The need within me to find at least three people that I trust to critique my work is keeping me restless. One way of getting these people is by putting my work out there. As I scroll through the comments, I will be able to tell whose comments have more to say. I don’t shy away from those who hold different views from mine particularly on topics I am most passionate about like work, psychology, money and writing. When you can back up your ideas by research and data, I will want to listen to you. And for the love of liberalism, don’t try to change me to think like you. As I like to say; two different ideas can both be true. It is not one or the other. It isn’t black or white.


This essay will not be complete without my confession of never imagining myself as a writer. What instead I did was read a lot and widely. I liked most the crime and investigative books. And for some time, I entertained the idea of becoming a forensic scientist. I was never even good in the English language. But I remember borrowing other classmates’ essays that were well written and see if I could learn to write like them. I could read a book and after finishing it, I could challenge myself to write a story that was as compelling as the one I had read using all the similes and personifications I could remember from the book.
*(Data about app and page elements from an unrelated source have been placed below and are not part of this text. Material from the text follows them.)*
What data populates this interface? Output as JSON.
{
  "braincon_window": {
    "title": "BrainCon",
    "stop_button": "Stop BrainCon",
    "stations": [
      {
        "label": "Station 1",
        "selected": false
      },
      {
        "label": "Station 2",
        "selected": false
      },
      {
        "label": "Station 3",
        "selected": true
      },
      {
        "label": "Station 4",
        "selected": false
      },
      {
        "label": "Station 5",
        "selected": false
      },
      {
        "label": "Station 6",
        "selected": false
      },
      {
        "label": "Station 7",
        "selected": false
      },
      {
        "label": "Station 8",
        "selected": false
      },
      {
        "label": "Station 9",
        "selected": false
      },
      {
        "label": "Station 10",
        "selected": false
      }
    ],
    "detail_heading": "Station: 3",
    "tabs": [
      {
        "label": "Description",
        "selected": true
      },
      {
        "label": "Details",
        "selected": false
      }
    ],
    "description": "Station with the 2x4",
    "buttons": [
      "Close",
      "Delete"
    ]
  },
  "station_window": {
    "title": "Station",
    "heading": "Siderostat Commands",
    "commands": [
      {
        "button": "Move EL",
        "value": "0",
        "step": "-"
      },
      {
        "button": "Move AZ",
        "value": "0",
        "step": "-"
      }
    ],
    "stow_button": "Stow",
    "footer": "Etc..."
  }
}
Now I understand what I was doing was imitation. My motivation at that time was to improve my English and better my grades. Only once in primary school and once in high school did my teachers suggest others to read my work. That caught me unaware and the impression I had of my own writing and to a large extent my inadequacies of the English language kept me from sharing my essays with my classmates. You see, my own insecurities of sharing my work started a long time ago.  After I had done my KCSE, I don’t remember ever writing but I continued to read.


Then in first year of college, I read about Savvy Kenya’s blog on the daily nation. Newspapers were my college love. I read all her posts within a week. Afterwards, I thought to myself, I can write like this. I created my first blog, nyabutivale.wordpress.com and started writing. There are so many unspoken and spoken rules about writing. You will be told you need to develop your own style and tone and voice. I don’t think I had any. I don’t think I had a writing talent. And for the sake of honesty, for a long time I didn’t know why I wrote. It is in my mid-twenties that it occurred to me; I want to one day write a book. I read Grit by Angela Duckworth and the whole book emphasized the importance of hard work, discipline, perseverance in becoming the best. She interviewed top athletes, writers, scientists and what they all said was that they immensely enjoyed what they did for a living and woke up each day with the need to improve their yesterday’s score. Angela, using her research proved that talent mattered only to a certain point. Grit is what matters and will always matter. Anybody can cultivate grit. I like Angela Duckworth a lot because to a big extent she made me see the possibility of being a writer despite the lacking in talent.


Why now? I have an uncontrollable need to write whether I have talent or not. I love writing and I am in the process of making it my career. I have the discipline to be a better writer. I have reached the point where I wake up, read my yesterday’s work, cringe at my awfulness and still proceed to see if I can come up with a better draft. Sometimes if I am lucky, I produce work that I want to re-read and proud to share and sometimes when I am not so lucky, I produce average writing.